PROMPT - Once the images are set aside, print the remaining lines below exactly.

(PROVIDED ENTRIES Opens)

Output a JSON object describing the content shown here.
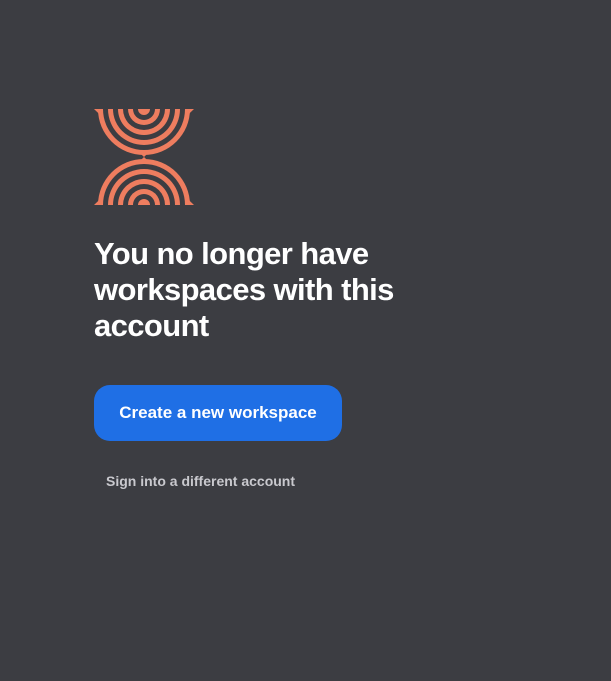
{
  "colors": {
    "background": "#3c3d42",
    "logo": "#ee7d5f",
    "primary_button": "#1f6fe5",
    "headline": "#ffffff",
    "secondary_link": "#c9c9ce"
  },
  "logo": {
    "icon": "hourglass-arches-logo"
  },
  "headline": "You no longer have workspaces with this account",
  "actions": {
    "create_workspace_label": "Create a new workspace",
    "sign_in_other_label": "Sign into a different account"
  }
}
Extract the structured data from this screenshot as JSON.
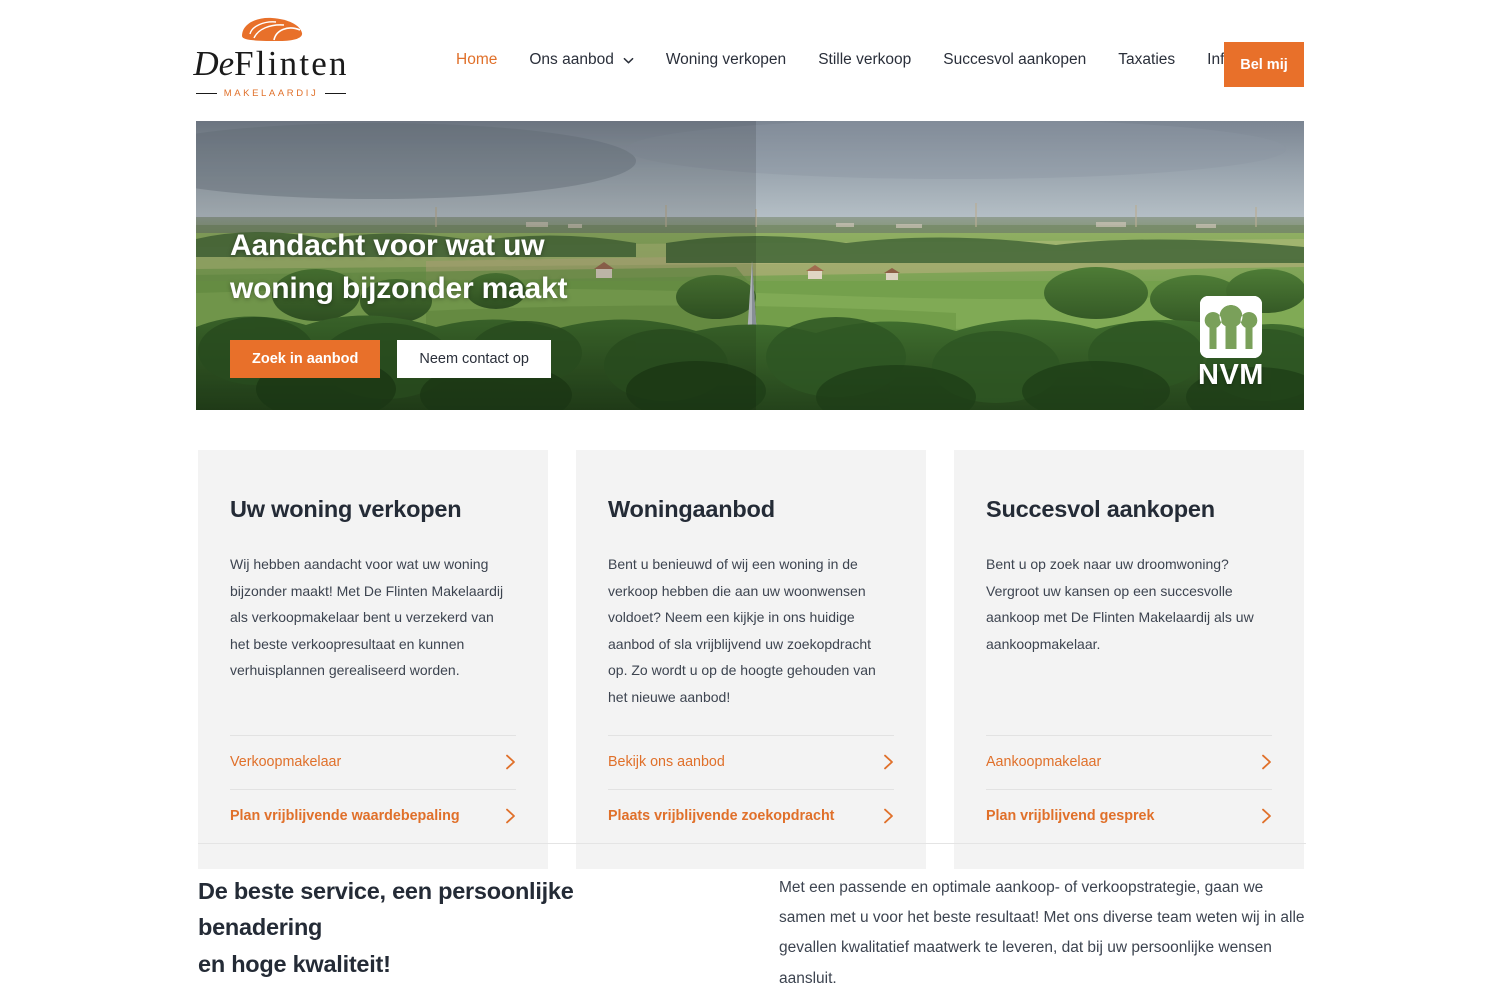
{
  "header": {
    "logo": {
      "mark_icon": "flint-stone-icon",
      "word_de": "De",
      "word_flinten": "Flinten",
      "tagline": "MAKELAARDIJ"
    },
    "nav": [
      {
        "label": "Home",
        "active": true,
        "has_dropdown": false
      },
      {
        "label": "Ons aanbod",
        "active": false,
        "has_dropdown": true
      },
      {
        "label": "Woning verkopen",
        "active": false,
        "has_dropdown": false
      },
      {
        "label": "Stille verkoop",
        "active": false,
        "has_dropdown": false
      },
      {
        "label": "Succesvol aankopen",
        "active": false,
        "has_dropdown": false
      },
      {
        "label": "Taxaties",
        "active": false,
        "has_dropdown": false
      },
      {
        "label": "Informatie",
        "active": false,
        "has_dropdown": true
      }
    ],
    "cta_label": "Bel mij"
  },
  "hero": {
    "title_line1": "Aandacht voor wat uw",
    "title_line2": "woning bijzonder maakt",
    "primary_button": "Zoek in aanbod",
    "secondary_button": "Neem contact op",
    "badge": {
      "name": "nvm-logo",
      "text": "NVM"
    },
    "image_alt": "Luchtfoto van Nederlands landschap met kerktoren, velden en bomen"
  },
  "cards": [
    {
      "title": "Uw woning verkopen",
      "body": "Wij hebben aandacht voor wat uw woning bijzonder maakt! Met De Flinten Makelaardij als verkoopmakelaar bent u verzekerd van het beste verkoopresultaat en kunnen verhuisplannen gerealiseerd worden.",
      "links": [
        {
          "label": "Verkoopmakelaar",
          "bold": false
        },
        {
          "label": "Plan vrijblijvende waardebepaling",
          "bold": true
        }
      ]
    },
    {
      "title": "Woningaanbod",
      "body": "Bent u benieuwd of wij een woning in de verkoop hebben die aan uw woonwensen voldoet? Neem een kijkje in ons huidige aanbod of sla vrijblijvend uw zoekopdracht op. Zo wordt u op de hoogte gehouden van het nieuwe aanbod!",
      "links": [
        {
          "label": "Bekijk ons aanbod",
          "bold": false
        },
        {
          "label": "Plaats vrijblijvende zoekopdracht",
          "bold": true
        }
      ]
    },
    {
      "title": "Succesvol aankopen",
      "body": "Bent u op zoek naar uw droomwoning? Vergroot uw kansen op een succesvolle aankoop met De Flinten Makelaardij als uw aankoopmakelaar.",
      "links": [
        {
          "label": "Aankoopmakelaar",
          "bold": false
        },
        {
          "label": "Plan vrijblijvend gesprek",
          "bold": true
        }
      ]
    }
  ],
  "bottom": {
    "heading_line1": "De beste service, een persoonlijke benadering",
    "heading_line2": "en hoge kwaliteit!",
    "body": "Met een passende en optimale aankoop- of verkoopstrategie, gaan we samen met u voor het beste resultaat! Met ons diverse team weten wij in alle gevallen kwalitatief maatwerk te leveren, dat bij uw persoonlijke wensen aansluit."
  },
  "colors": {
    "accent_orange": "#E8702A",
    "link_orange": "#E0702A",
    "heading_dark": "#242B36",
    "card_background": "#F3F3F3",
    "page_background": "#FFFFFF"
  }
}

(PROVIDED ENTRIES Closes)

OUTPUT OF THE TASK -
Output a JSON object describing the content shown here.
{
  "colors": {
    "background": "#3c3d42",
    "logo": "#ee7d5f",
    "primary_button": "#1f6fe5",
    "headline": "#ffffff",
    "secondary_link": "#c9c9ce"
  },
  "logo": {
    "icon": "hourglass-arches-logo"
  },
  "headline": "You no longer have workspaces with this account",
  "actions": {
    "create_workspace_label": "Create a new workspace",
    "sign_in_other_label": "Sign into a different account"
  }
}
Extract the structured data from this screenshot as JSON.
{
  "header": {
    "logo": {
      "mark_icon": "flint-stone-icon",
      "word_de": "De",
      "word_flinten": "Flinten",
      "tagline": "MAKELAARDIJ"
    },
    "nav": [
      {
        "label": "Home",
        "active": true,
        "has_dropdown": false
      },
      {
        "label": "Ons aanbod",
        "active": false,
        "has_dropdown": true
      },
      {
        "label": "Woning verkopen",
        "active": false,
        "has_dropdown": false
      },
      {
        "label": "Stille verkoop",
        "active": false,
        "has_dropdown": false
      },
      {
        "label": "Succesvol aankopen",
        "active": false,
        "has_dropdown": false
      },
      {
        "label": "Taxaties",
        "active": false,
        "has_dropdown": false
      },
      {
        "label": "Informatie",
        "active": false,
        "has_dropdown": true
      }
    ],
    "cta_label": "Bel mij"
  },
  "hero": {
    "title_line1": "Aandacht voor wat uw",
    "title_line2": "woning bijzonder maakt",
    "primary_button": "Zoek in aanbod",
    "secondary_button": "Neem contact op",
    "badge": {
      "name": "nvm-logo",
      "text": "NVM"
    },
    "image_alt": "Luchtfoto van Nederlands landschap met kerktoren, velden en bomen"
  },
  "cards": [
    {
      "title": "Uw woning verkopen",
      "body": "Wij hebben aandacht voor wat uw woning bijzonder maakt! Met De Flinten Makelaardij als verkoopmakelaar bent u verzekerd van het beste verkoopresultaat en kunnen verhuisplannen gerealiseerd worden.",
      "links": [
        {
          "label": "Verkoopmakelaar",
          "bold": false
        },
        {
          "label": "Plan vrijblijvende waardebepaling",
          "bold": true
        }
      ]
    },
    {
      "title": "Woningaanbod",
      "body": "Bent u benieuwd of wij een woning in de verkoop hebben die aan uw woonwensen voldoet? Neem een kijkje in ons huidige aanbod of sla vrijblijvend uw zoekopdracht op. Zo wordt u op de hoogte gehouden van het nieuwe aanbod!",
      "links": [
        {
          "label": "Bekijk ons aanbod",
          "bold": false
        },
        {
          "label": "Plaats vrijblijvende zoekopdracht",
          "bold": true
        }
      ]
    },
    {
      "title": "Succesvol aankopen",
      "body": "Bent u op zoek naar uw droomwoning? Vergroot uw kansen op een succesvolle aankoop met De Flinten Makelaardij als uw aankoopmakelaar.",
      "links": [
        {
          "label": "Aankoopmakelaar",
          "bold": false
        },
        {
          "label": "Plan vrijblijvend gesprek",
          "bold": true
        }
      ]
    }
  ],
  "bottom": {
    "heading_line1": "De beste service, een persoonlijke benadering",
    "heading_line2": "en hoge kwaliteit!",
    "body": "Met een passende en optimale aankoop- of verkoopstrategie, gaan we samen met u voor het beste resultaat! Met ons diverse team weten wij in alle gevallen kwalitatief maatwerk te leveren, dat bij uw persoonlijke wensen aansluit."
  },
  "colors": {
    "accent_orange": "#E8702A",
    "link_orange": "#E0702A",
    "heading_dark": "#242B36",
    "card_background": "#F3F3F3",
    "page_background": "#FFFFFF"
  }
}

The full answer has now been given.